## Work to complete
This exercise asks for the entries below to be printed exactly.

## Data supplied
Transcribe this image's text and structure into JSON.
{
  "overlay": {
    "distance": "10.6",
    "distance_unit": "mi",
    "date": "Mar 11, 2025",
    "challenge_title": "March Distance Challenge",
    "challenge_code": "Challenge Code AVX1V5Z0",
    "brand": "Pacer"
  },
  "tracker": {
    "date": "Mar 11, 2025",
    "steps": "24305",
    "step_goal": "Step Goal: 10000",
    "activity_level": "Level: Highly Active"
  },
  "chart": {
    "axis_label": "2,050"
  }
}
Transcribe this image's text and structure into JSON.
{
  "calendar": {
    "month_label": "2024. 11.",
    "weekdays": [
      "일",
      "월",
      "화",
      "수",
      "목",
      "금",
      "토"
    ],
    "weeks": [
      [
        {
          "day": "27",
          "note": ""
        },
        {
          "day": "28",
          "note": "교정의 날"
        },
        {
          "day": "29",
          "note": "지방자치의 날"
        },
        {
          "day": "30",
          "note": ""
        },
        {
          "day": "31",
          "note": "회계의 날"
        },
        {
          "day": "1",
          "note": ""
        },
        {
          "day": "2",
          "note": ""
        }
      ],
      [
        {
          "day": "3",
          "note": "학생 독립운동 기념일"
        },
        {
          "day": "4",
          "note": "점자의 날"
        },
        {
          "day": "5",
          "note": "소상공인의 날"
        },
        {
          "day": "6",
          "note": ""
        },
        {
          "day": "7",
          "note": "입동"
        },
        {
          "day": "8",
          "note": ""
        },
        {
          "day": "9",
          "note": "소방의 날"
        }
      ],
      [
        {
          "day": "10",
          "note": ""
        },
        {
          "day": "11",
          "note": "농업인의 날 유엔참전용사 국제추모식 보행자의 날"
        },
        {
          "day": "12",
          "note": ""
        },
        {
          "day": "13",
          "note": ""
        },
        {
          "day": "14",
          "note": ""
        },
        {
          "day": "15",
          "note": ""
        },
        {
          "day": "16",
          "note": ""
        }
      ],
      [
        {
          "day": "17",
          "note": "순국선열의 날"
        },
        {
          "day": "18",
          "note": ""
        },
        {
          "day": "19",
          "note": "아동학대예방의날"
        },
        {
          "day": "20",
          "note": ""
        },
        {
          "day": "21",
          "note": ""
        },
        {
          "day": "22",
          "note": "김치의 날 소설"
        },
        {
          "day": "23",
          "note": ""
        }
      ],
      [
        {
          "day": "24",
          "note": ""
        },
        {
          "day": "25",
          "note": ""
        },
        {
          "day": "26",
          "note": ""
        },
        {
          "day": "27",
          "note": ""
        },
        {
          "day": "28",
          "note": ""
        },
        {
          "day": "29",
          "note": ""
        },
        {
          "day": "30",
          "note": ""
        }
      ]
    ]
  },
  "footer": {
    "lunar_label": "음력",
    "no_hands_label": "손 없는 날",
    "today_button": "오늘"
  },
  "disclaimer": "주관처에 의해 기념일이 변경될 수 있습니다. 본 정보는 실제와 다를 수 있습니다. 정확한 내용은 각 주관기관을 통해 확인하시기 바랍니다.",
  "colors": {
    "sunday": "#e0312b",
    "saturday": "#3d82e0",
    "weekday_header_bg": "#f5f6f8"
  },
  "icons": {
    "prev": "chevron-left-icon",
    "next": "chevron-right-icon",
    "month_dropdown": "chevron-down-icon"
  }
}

## Solved problem
Transcribe this image's text and structure into JSON.
{
  "overlay": {
    "distance": "10.6",
    "distance_unit": "mi",
    "date": "Mar 11, 2025",
    "challenge_title": "March Distance Challenge",
    "challenge_code": "Challenge Code AVX1V5Z0",
    "brand": "Pacer"
  },
  "tracker": {
    "date": "Mar 11, 2025",
    "steps": "24305",
    "step_goal": "Step Goal: 10000",
    "activity_level": "Level: Highly Active"
  },
  "chart": {
    "axis_label": "2,050"
  }
}
Transcribe this image's text and structure into JSON.
{
  "calendar": {
    "month_label": "2024. 11.",
    "weekdays": [
      "일",
      "월",
      "화",
      "수",
      "목",
      "금",
      "토"
    ],
    "weeks": [
      [
        {
          "day": "27",
          "note": ""
        },
        {
          "day": "28",
          "note": "교정의 날"
        },
        {
          "day": "29",
          "note": "지방자치의 날"
        },
        {
          "day": "30",
          "note": ""
        },
        {
          "day": "31",
          "note": "회계의 날"
        },
        {
          "day": "1",
          "note": ""
        },
        {
          "day": "2",
          "note": ""
        }
      ],
      [
        {
          "day": "3",
          "note": "학생 독립운동 기념일"
        },
        {
          "day": "4",
          "note": "점자의 날"
        },
        {
          "day": "5",
          "note": "소상공인의 날"
        },
        {
          "day": "6",
          "note": ""
        },
        {
          "day": "7",
          "note": "입동"
        },
        {
          "day": "8",
          "note": ""
        },
        {
          "day": "9",
          "note": "소방의 날"
        }
      ],
      [
        {
          "day": "10",
          "note": ""
        },
        {
          "day": "11",
          "note": "농업인의 날 유엔참전용사 국제추모식 보행자의 날"
        },
        {
          "day": "12",
          "note": ""
        },
        {
          "day": "13",
          "note": ""
        },
        {
          "day": "14",
          "note": ""
        },
        {
          "day": "15",
          "note": ""
        },
        {
          "day": "16",
          "note": ""
        }
      ],
      [
        {
          "day": "17",
          "note": "순국선열의 날"
        },
        {
          "day": "18",
          "note": ""
        },
        {
          "day": "19",
          "note": "아동학대예방의날"
        },
        {
          "day": "20",
          "note": ""
        },
        {
          "day": "21",
          "note": ""
        },
        {
          "day": "22",
          "note": "김치의 날 소설"
        },
        {
          "day": "23",
          "note": ""
        }
      ],
      [
        {
          "day": "24",
          "note": ""
        },
        {
          "day": "25",
          "note": ""
        },
        {
          "day": "26",
          "note": ""
        },
        {
          "day": "27",
          "note": ""
        },
        {
          "day": "28",
          "note": ""
        },
        {
          "day": "29",
          "note": ""
        },
        {
          "day": "30",
          "note": ""
        }
      ]
    ]
  },
  "footer": {
    "lunar_label": "음력",
    "no_hands_label": "손 없는 날",
    "today_button": "오늘"
  },
  "disclaimer": "주관처에 의해 기념일이 변경될 수 있습니다. 본 정보는 실제와 다를 수 있습니다. 정확한 내용은 각 주관기관을 통해 확인하시기 바랍니다.",
  "colors": {
    "sunday": "#e0312b",
    "saturday": "#3d82e0",
    "weekday_header_bg": "#f5f6f8"
  },
  "icons": {
    "prev": "chevron-left-icon",
    "next": "chevron-right-icon",
    "month_dropdown": "chevron-down-icon"
  }
}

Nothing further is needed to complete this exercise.